- Expanding the mental health workforce: There is a serious shortage of behavioral health clinicians across the U.S., with the greatest impact on rural communities, low-income communities, and communities of color. The shortages impact an estimated 132 million Americans, with more than 6,600 mental health practitioners needed to fill vacancies. Working in partnership with the community, healthcare leaders are finding creative ways to build their pipeline to meet the moment.
- Leveraging Medicaid across different care modalities: According to a Kaiser Foundation Report, Medicaid plays a key role in covering and financing behavioral healthcare. Ensuring access to services through improved Medicaid reimbursement, including for telemedicine behavioral health visits, will be critical for health systems to address the demand. Other assessment and treatment modalities, such as telemedicine, also reduce familial stress and the resource burden on hospitals.
- Supporting or partnering with school-based programs: One in every 6 children aged 6-17 has a behavioral health disorder, and 50% of all behavioral health conditions begin by the age of 14. Early identification and treatment are critical for children to optimally learn and develop. School-based services are an important option for many adolescents who otherwise would not have access to community-based behavioral health services. This includes providers who are school psychologists, school counselors, school social workers, and school nurses who provide a support ranging from screening to provision of services within the school.

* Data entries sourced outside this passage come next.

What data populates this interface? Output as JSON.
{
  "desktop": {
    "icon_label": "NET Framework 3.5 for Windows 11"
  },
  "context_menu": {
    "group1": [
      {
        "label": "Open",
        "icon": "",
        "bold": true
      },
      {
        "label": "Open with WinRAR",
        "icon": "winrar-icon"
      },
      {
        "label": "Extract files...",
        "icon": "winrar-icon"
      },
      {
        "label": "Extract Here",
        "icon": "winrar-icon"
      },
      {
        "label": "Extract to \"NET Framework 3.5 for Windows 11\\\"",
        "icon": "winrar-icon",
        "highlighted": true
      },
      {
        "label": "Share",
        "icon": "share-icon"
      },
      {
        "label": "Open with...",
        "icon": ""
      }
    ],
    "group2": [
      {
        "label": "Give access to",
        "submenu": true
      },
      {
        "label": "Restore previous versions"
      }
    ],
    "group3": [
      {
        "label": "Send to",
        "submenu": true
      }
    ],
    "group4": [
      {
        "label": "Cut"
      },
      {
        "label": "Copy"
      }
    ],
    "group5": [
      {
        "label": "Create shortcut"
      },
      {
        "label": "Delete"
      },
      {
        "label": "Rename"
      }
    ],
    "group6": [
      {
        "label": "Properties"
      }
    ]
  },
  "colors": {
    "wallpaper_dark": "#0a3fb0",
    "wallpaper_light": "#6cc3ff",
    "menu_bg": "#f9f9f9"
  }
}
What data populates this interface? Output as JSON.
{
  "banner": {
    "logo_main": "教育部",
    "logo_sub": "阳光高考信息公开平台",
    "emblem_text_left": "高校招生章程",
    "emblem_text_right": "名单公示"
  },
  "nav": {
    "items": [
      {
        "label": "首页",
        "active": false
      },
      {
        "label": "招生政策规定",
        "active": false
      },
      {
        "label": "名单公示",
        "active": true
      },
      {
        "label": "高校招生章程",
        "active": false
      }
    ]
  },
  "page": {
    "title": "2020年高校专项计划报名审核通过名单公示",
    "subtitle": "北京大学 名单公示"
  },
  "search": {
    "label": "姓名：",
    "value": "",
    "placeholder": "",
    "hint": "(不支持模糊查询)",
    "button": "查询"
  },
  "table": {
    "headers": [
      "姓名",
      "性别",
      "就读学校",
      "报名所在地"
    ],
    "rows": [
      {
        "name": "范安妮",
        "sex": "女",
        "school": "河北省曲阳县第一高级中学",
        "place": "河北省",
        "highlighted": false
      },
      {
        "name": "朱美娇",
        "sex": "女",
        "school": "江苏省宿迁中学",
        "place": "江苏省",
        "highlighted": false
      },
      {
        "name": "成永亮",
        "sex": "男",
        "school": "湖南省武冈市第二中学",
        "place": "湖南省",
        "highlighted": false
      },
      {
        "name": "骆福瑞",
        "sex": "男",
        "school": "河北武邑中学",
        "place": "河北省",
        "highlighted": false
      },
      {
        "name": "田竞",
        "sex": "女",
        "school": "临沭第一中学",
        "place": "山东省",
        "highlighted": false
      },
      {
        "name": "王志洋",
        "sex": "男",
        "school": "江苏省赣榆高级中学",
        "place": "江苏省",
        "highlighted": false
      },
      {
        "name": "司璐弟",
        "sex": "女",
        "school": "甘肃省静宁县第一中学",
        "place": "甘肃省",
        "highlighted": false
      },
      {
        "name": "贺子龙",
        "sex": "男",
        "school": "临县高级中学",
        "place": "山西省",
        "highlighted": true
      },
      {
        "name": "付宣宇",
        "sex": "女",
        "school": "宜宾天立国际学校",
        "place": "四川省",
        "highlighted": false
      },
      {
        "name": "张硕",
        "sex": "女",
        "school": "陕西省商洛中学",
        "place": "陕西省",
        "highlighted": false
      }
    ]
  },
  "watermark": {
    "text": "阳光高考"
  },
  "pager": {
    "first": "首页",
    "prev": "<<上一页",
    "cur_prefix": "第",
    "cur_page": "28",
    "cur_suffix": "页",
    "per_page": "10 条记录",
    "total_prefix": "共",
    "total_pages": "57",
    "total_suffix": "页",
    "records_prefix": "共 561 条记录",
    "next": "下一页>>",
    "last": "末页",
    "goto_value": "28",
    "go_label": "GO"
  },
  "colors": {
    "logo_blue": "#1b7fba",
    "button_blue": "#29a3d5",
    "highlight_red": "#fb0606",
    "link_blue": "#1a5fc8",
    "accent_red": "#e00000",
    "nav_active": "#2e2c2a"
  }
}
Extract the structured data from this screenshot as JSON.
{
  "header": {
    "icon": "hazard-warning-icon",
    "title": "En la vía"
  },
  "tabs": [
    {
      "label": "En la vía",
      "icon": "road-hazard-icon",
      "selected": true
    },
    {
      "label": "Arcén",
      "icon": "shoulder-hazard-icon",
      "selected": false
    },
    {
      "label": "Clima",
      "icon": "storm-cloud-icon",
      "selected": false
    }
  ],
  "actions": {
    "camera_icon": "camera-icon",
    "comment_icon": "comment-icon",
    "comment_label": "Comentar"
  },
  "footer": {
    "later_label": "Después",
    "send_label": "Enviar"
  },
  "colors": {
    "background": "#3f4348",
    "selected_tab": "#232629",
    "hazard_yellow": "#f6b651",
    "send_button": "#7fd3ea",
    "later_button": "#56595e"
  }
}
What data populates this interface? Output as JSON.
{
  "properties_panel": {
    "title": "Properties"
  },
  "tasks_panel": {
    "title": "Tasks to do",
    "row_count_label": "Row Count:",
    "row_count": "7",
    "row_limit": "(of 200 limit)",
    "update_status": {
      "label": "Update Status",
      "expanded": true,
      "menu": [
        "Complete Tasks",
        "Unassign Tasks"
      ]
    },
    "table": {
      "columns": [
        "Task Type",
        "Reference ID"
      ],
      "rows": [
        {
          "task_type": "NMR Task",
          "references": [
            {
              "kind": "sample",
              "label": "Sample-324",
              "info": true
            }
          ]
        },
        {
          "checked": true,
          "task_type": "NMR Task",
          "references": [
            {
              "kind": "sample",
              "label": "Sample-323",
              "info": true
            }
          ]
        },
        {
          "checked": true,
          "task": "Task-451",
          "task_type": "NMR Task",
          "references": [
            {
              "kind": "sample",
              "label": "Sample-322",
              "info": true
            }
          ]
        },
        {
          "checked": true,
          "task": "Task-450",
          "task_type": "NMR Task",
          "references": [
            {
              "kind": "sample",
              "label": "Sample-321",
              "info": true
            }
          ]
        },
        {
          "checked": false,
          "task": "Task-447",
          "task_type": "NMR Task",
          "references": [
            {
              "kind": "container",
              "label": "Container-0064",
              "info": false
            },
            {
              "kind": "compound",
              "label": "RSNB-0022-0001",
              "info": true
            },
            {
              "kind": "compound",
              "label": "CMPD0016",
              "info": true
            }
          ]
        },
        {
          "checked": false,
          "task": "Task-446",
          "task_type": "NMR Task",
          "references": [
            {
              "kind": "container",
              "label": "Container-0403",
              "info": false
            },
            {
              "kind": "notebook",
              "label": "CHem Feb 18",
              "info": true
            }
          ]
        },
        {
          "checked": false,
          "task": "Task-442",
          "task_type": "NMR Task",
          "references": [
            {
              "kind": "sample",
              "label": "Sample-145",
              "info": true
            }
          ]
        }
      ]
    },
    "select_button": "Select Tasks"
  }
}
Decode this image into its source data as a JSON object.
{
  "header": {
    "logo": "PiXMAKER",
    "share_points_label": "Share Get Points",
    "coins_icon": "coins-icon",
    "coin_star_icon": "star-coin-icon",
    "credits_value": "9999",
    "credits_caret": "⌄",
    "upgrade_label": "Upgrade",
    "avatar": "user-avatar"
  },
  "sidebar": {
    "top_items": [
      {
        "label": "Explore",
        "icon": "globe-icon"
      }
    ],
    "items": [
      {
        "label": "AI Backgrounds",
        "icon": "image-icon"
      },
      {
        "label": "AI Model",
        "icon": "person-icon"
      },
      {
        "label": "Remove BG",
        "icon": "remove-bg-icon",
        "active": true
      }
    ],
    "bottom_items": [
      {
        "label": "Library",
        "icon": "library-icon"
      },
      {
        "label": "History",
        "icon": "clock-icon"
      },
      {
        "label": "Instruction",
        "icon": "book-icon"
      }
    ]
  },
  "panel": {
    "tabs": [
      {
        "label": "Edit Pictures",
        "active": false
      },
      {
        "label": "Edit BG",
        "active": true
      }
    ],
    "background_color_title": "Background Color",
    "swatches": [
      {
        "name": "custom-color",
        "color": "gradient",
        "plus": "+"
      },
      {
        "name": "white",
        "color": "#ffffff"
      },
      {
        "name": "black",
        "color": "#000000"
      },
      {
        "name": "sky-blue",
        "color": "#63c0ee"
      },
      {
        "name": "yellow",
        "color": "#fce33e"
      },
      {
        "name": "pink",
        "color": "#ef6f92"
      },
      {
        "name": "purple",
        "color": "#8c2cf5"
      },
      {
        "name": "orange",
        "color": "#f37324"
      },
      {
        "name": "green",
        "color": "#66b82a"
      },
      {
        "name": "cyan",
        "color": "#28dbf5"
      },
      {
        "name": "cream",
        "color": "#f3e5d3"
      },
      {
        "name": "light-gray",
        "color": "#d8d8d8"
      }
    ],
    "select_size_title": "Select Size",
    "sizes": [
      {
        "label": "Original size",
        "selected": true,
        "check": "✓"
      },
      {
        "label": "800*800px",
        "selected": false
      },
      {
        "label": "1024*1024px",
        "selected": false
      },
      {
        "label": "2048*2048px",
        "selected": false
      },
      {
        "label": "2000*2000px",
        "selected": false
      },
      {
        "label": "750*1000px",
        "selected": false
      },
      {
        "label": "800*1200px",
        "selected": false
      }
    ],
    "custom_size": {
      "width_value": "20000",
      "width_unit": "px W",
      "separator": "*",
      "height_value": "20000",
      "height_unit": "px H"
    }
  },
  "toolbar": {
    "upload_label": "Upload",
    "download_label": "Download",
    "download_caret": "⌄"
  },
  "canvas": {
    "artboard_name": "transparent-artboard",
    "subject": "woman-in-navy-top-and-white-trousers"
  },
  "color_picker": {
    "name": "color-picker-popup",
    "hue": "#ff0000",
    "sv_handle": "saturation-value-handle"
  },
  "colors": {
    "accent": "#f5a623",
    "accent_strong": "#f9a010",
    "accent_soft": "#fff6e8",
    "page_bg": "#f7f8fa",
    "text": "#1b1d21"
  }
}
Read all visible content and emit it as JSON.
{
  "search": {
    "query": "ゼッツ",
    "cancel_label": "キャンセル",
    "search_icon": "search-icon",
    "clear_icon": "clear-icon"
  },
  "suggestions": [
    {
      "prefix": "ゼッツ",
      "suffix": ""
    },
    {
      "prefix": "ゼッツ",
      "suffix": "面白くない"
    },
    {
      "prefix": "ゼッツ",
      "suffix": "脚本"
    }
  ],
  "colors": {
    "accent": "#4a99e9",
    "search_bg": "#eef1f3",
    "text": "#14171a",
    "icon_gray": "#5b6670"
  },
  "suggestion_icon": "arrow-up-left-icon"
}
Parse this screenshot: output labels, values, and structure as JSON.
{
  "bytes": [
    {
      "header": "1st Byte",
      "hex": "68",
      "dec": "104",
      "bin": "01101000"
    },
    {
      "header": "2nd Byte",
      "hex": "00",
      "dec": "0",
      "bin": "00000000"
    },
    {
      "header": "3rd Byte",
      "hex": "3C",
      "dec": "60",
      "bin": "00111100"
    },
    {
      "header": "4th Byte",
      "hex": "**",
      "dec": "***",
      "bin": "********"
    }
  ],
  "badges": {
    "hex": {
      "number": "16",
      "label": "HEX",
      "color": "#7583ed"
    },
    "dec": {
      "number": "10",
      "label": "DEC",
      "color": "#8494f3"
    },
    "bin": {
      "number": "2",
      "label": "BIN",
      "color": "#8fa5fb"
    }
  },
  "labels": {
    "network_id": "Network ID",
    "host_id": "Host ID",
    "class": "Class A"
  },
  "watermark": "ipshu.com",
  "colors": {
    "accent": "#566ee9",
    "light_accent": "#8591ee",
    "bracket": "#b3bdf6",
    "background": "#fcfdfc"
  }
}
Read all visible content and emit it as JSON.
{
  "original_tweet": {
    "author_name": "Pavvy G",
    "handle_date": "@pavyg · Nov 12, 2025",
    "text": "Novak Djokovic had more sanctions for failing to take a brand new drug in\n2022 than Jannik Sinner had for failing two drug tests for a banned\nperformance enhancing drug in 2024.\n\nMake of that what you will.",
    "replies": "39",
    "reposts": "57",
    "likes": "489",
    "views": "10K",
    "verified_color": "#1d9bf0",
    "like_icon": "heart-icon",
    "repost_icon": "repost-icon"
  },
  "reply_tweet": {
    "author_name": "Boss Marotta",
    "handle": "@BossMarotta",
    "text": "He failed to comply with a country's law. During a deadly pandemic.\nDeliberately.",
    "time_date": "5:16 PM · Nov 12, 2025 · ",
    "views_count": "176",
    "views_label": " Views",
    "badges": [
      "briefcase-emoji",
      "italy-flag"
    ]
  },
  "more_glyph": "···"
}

Health systems can play a variety of roles, including providing technical assistance and training to school staff, children, and parents, as well as provide links to community and health system resources.
Children’s Hospital Association:
Strengthen Kids’ Mental Health Now Bill Would Invest in Mental Health
The White House Briefing Room:
Biden-Harris Administration Announces Two New Actions to Address Youth Mental Health Crisis
The Annie E. Casey Foundation:
2022 Kids Count Data Book: 2022 State Trends in Child Well-Being
American Psychological Association:
U.S. Youth Are in a Mental Health Crisis—We Must Invest in Their Care
The Commonwealth Fund:
Expanding Access to Equitable Behavioral Health Services
Creating the Mental Health Workforce of the Future
National Academy for State Health Policy:
States Take Action to Address Children’s Mental Health in Schools
Editorial advisor: Roger Ray, MD, Chief Physician Executive.